• Description of the task:
An exact reproduction of the entries is needed. Keep all pictures out of it.

(Stored dataset items)
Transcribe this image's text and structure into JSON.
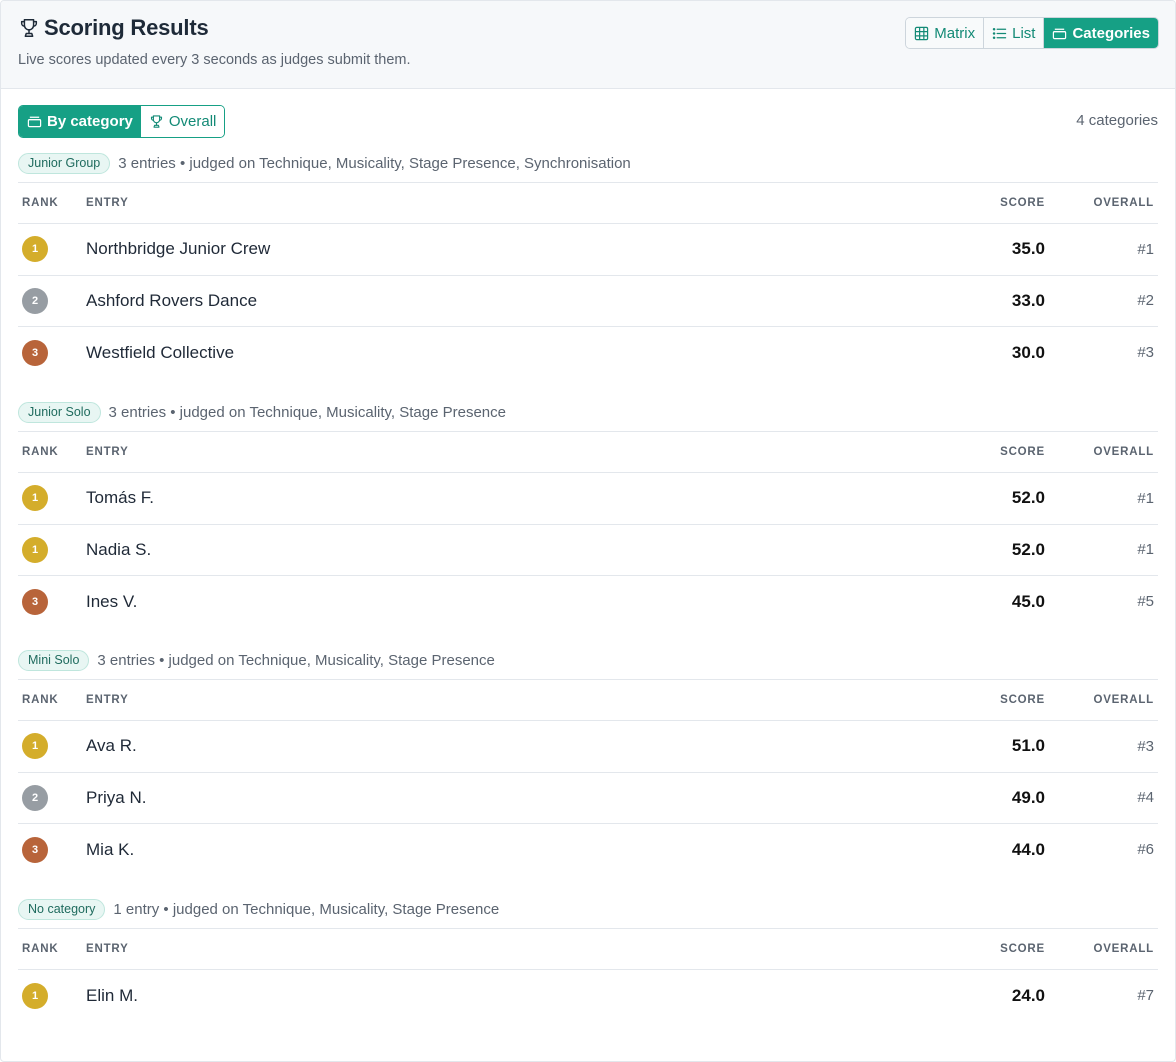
{
  "header": {
    "title": "Scoring Results",
    "subtitle": "Live scores updated every 3 seconds as judges submit them.",
    "views": [
      {
        "label": "Matrix",
        "icon": "grid-icon",
        "active": false
      },
      {
        "label": "List",
        "icon": "list-icon",
        "active": false
      },
      {
        "label": "Categories",
        "icon": "folder-icon",
        "active": true
      }
    ]
  },
  "toolbar": {
    "modes": [
      {
        "label": "By category",
        "icon": "folder-icon",
        "active": true
      },
      {
        "label": "Overall",
        "icon": "trophy-icon",
        "active": false
      }
    ],
    "count": "4 categories"
  },
  "columns": {
    "rank": "RANK",
    "entry": "ENTRY",
    "score": "SCORE",
    "overall": "OVERALL"
  },
  "colors": {
    "accent": "#16a085",
    "gold": "#d4ad2b",
    "silver": "#979da3",
    "bronze": "#b8643a"
  },
  "categories": [
    {
      "name": "Junior Group",
      "desc": "3 entries • judged on Technique, Musicality, Stage Presence, Synchronisation",
      "rows": [
        {
          "rank": "1",
          "medal": "gold",
          "entry": "Northbridge Junior Crew",
          "score": "35.0",
          "overall": "#1"
        },
        {
          "rank": "2",
          "medal": "silver",
          "entry": "Ashford Rovers Dance",
          "score": "33.0",
          "overall": "#2"
        },
        {
          "rank": "3",
          "medal": "bronze",
          "entry": "Westfield Collective",
          "score": "30.0",
          "overall": "#3"
        }
      ]
    },
    {
      "name": "Junior Solo",
      "desc": "3 entries • judged on Technique, Musicality, Stage Presence",
      "rows": [
        {
          "rank": "1",
          "medal": "gold",
          "entry": "Tomás F.",
          "score": "52.0",
          "overall": "#1"
        },
        {
          "rank": "1",
          "medal": "gold",
          "entry": "Nadia S.",
          "score": "52.0",
          "overall": "#1"
        },
        {
          "rank": "3",
          "medal": "bronze",
          "entry": "Ines V.",
          "score": "45.0",
          "overall": "#5"
        }
      ]
    },
    {
      "name": "Mini Solo",
      "desc": "3 entries • judged on Technique, Musicality, Stage Presence",
      "rows": [
        {
          "rank": "1",
          "medal": "gold",
          "entry": "Ava R.",
          "score": "51.0",
          "overall": "#3"
        },
        {
          "rank": "2",
          "medal": "silver",
          "entry": "Priya N.",
          "score": "49.0",
          "overall": "#4"
        },
        {
          "rank": "3",
          "medal": "bronze",
          "entry": "Mia K.",
          "score": "44.0",
          "overall": "#6"
        }
      ]
    },
    {
      "name": "No category",
      "desc": "1 entry • judged on Technique, Musicality, Stage Presence",
      "rows": [
        {
          "rank": "1",
          "medal": "gold",
          "entry": "Elin M.",
          "score": "24.0",
          "overall": "#7"
        }
      ]
    }
  ]
}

• Solution to this task:
Transcribe this image's text and structure into JSON.
{
  "header": {
    "title": "Scoring Results",
    "subtitle": "Live scores updated every 3 seconds as judges submit them.",
    "views": [
      {
        "label": "Matrix",
        "icon": "grid-icon",
        "active": false
      },
      {
        "label": "List",
        "icon": "list-icon",
        "active": false
      },
      {
        "label": "Categories",
        "icon": "folder-icon",
        "active": true
      }
    ]
  },
  "toolbar": {
    "modes": [
      {
        "label": "By category",
        "icon": "folder-icon",
        "active": true
      },
      {
        "label": "Overall",
        "icon": "trophy-icon",
        "active": false
      }
    ],
    "count": "4 categories"
  },
  "columns": {
    "rank": "RANK",
    "entry": "ENTRY",
    "score": "SCORE",
    "overall": "OVERALL"
  },
  "colors": {
    "accent": "#16a085",
    "gold": "#d4ad2b",
    "silver": "#979da3",
    "bronze": "#b8643a"
  },
  "categories": [
    {
      "name": "Junior Group",
      "desc": "3 entries • judged on Technique, Musicality, Stage Presence, Synchronisation",
      "rows": [
        {
          "rank": "1",
          "medal": "gold",
          "entry": "Northbridge Junior Crew",
          "score": "35.0",
          "overall": "#1"
        },
        {
          "rank": "2",
          "medal": "silver",
          "entry": "Ashford Rovers Dance",
          "score": "33.0",
          "overall": "#2"
        },
        {
          "rank": "3",
          "medal": "bronze",
          "entry": "Westfield Collective",
          "score": "30.0",
          "overall": "#3"
        }
      ]
    },
    {
      "name": "Junior Solo",
      "desc": "3 entries • judged on Technique, Musicality, Stage Presence",
      "rows": [
        {
          "rank": "1",
          "medal": "gold",
          "entry": "Tomás F.",
          "score": "52.0",
          "overall": "#1"
        },
        {
          "rank": "1",
          "medal": "gold",
          "entry": "Nadia S.",
          "score": "52.0",
          "overall": "#1"
        },
        {
          "rank": "3",
          "medal": "bronze",
          "entry": "Ines V.",
          "score": "45.0",
          "overall": "#5"
        }
      ]
    },
    {
      "name": "Mini Solo",
      "desc": "3 entries • judged on Technique, Musicality, Stage Presence",
      "rows": [
        {
          "rank": "1",
          "medal": "gold",
          "entry": "Ava R.",
          "score": "51.0",
          "overall": "#3"
        },
        {
          "rank": "2",
          "medal": "silver",
          "entry": "Priya N.",
          "score": "49.0",
          "overall": "#4"
        },
        {
          "rank": "3",
          "medal": "bronze",
          "entry": "Mia K.",
          "score": "44.0",
          "overall": "#6"
        }
      ]
    },
    {
      "name": "No category",
      "desc": "1 entry • judged on Technique, Musicality, Stage Presence",
      "rows": [
        {
          "rank": "1",
          "medal": "gold",
          "entry": "Elin M.",
          "score": "24.0",
          "overall": "#7"
        }
      ]
    }
  ]
}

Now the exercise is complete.